WU launches COVID dashboard monitoring cases in the Danforth campus community
Washington University began the new year with the launch of its COVID-19 dashboard for Danforth campus faculty, staff and students, Sept. 14. The dashboard, which currently only shows entry testing, is updated twice per week and covers the total amount of tests given, positive cases and the positive percentage since Aug. 31. Another section shows the number of cumulative cases amongst the Danforth campus community since Aug. 1.
Although the dashboard provides enough information to recognize the University’s relatively strong performance against the COVID-19 pandemic so far, a quick comparison with the dashboards of peer institutions reveals that Washington University’s available data is limited. Vanderbilt University, for example, provides its students with an interactive dashboard that details tests and cases in both a weekly and daily manner. Rice University’s dashboard even publishes information about its quarantining and “in-isolation” campus bodies.
Criticism of the University’s entry dashboard overlaps with its overall COVID response.
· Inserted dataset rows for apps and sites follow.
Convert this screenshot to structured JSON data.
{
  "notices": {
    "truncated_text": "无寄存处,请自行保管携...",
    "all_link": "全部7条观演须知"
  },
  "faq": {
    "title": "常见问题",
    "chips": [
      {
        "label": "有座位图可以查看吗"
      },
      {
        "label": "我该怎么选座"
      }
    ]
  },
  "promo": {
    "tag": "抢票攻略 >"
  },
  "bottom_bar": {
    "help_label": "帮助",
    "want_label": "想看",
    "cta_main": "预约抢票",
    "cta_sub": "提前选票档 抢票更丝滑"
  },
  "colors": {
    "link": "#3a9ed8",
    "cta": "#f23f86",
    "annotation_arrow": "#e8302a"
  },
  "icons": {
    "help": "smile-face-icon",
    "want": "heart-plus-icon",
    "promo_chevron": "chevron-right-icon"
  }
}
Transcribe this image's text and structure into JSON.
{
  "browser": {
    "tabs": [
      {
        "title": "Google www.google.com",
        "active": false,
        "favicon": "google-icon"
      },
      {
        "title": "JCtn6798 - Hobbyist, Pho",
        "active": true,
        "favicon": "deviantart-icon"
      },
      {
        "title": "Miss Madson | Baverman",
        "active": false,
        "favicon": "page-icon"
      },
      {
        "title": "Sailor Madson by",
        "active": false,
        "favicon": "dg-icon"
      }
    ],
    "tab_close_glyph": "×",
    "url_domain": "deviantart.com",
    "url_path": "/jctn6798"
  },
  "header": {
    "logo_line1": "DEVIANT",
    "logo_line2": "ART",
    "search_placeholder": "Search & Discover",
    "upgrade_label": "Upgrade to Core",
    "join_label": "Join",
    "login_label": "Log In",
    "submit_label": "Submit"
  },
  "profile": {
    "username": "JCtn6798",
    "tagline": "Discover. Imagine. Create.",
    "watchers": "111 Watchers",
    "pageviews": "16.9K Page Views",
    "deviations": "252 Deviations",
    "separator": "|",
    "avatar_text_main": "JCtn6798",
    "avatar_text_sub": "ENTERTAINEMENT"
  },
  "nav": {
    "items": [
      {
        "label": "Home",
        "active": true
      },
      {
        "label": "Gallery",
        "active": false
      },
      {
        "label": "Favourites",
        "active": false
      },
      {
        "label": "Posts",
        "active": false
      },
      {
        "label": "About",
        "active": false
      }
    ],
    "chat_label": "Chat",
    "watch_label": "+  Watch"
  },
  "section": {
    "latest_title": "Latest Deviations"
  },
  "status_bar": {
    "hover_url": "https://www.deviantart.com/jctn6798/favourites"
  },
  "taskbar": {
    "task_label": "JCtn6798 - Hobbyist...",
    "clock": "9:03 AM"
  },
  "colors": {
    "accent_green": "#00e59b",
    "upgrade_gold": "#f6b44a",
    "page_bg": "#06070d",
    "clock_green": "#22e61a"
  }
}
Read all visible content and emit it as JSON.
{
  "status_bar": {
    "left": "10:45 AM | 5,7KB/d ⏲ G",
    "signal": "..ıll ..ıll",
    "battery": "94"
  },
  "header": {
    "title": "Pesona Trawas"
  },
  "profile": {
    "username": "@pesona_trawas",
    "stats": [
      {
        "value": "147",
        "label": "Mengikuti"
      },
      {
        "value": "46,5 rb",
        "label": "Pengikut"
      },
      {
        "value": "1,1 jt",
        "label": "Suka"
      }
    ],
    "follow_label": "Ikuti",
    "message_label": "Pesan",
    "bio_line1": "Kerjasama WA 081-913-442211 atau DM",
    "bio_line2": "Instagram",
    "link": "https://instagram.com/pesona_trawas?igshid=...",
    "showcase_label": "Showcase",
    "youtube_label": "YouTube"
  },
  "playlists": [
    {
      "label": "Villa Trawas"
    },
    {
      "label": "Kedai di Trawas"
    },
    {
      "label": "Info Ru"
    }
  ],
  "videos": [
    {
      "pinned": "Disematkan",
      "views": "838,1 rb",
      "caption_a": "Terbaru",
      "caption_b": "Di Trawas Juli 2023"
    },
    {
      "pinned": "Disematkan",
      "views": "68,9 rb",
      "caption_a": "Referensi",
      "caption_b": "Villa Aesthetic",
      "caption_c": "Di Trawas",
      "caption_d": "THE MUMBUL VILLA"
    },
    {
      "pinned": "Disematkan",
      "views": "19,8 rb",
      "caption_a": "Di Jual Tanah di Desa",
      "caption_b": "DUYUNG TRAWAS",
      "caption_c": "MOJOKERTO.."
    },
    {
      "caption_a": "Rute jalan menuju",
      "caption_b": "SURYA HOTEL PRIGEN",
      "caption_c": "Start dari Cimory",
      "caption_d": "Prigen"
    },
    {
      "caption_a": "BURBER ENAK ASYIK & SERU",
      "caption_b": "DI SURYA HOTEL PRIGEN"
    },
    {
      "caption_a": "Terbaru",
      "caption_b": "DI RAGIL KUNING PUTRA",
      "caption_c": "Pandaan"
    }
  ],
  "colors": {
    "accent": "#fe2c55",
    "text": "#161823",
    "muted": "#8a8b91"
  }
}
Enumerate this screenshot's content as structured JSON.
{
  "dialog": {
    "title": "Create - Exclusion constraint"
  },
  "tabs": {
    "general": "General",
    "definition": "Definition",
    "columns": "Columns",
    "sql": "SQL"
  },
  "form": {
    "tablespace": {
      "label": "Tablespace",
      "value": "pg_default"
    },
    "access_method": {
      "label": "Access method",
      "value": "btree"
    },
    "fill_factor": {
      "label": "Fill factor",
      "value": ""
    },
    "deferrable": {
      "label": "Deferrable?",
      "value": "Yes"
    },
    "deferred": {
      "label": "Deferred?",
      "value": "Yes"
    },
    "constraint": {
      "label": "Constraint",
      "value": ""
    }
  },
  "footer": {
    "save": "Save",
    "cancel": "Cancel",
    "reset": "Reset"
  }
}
A page manager of WashU Covidiots—a student-run social media page that seeks to feature individuals who break COVID guidelines—argued that the account’s “vigilante approach is necessary” because the University “has not had effective messaging especially surrounding when students need to abide by certain guidelines.”
Under the “WashU Together” reopening plan, the University has welcomed students back to campus later than many other universities this year and has had more time to curate its COVID-19 dashboard. For Danforth community members, a more comprehensive dashboard serves as an important tool for recognizing the overall health and safety of campus life. Even for members of the University community who are not present on campus, a more transparent dashboard can be helpful for gauging their decisions to come back to campus next semester.
Zachary Kuo, a current off-campus freshman, said that he will take into account the information the dashboard provides when deciding whether or not to come back for spring semester, adding that he was satisfied with the dashboard’s transparency.
“The current COVID-19 dashboard is nice because, at least compared to stories from other colleges where I have friends and relatives attending, this is pretty transparent,” Kuo said.
However, Kuo also mentioned that dashboards of other institutions like Vanderbilt, Rice and Harvard were “much more detailed.”
This mixed response is exactly what Dr. Steven J. Lawrence expected students and community members to notice when comparing Washington University’s dashboard with other schools. As an associate professor of medicine at the Washington University School of Medicine, specializing in infectious diseases, Lawrence acted as a liaison between the Danforth and Medical campuses during this pandemic. Through his essential work, he gained a fundamental understanding of not only the entry dashboard, but also the University’s overall COVID-19 response.
“The current dashboard is anemic and not too flashy compared to others,” Lawrence said. “[But] if the University were able to recreate more comprehensive dashboards and superimpose our entry testing data onto them, the dashboard won’t be meaningful for anyone.”
Lawrence explained that this initial dashboard is just the snapshot of the University’s baseline COVID-19 data.
“Within the first week of classes, there isn’t an opportunity to even see what kind of transmission is happening, and until surveillance testing, there is no room to show change or detail over time,” Lawrence said.
The expanded detail Lawrence referred to could potentially include the information required to understand how good the Danforth campus has been at minimizing the spread of cases over time. Some of these details will include dividing cases in a daily and weekly manner similar to what other universities are already publishing.
“In lieu of the concern around transparency some students may have, is that we can be sure that every single positive case on campus is evident in that dashboard and once surveillance testing begins, the new dashboard will become more comprehensive,” Lawrence said.
The positivity rate shown in the dashboard is the greatest sign of the overall health of the Danforth campus, and this information only requires the cumulative amount of testing and positive cases. As more data is made available to the University, more comprehensive features can be added to the dashboard, according to Lawrence.
With the entry testing period completed on Sept. 25 and the refreshed dashboard to be published in the coming days, the surveillance period will be the next hurdle for the Washington University community. Current dashboard data has put the Danforth campus community with only 12 positive cases (positivity rate 0.2%) since Aug. 31, below what Dr. Lawrence and other professionals in the University’s pandemic response team had expected. However, these positive results are by no means guaranteed.
“In no way should we let our guard down now and stop being vigilant,” Lawrence said. “We have an opportunity right here to make it through the semester with continuous operations. If everyone—faculty, staff and students—does their part, I don’t believe there will be any major disruptions.”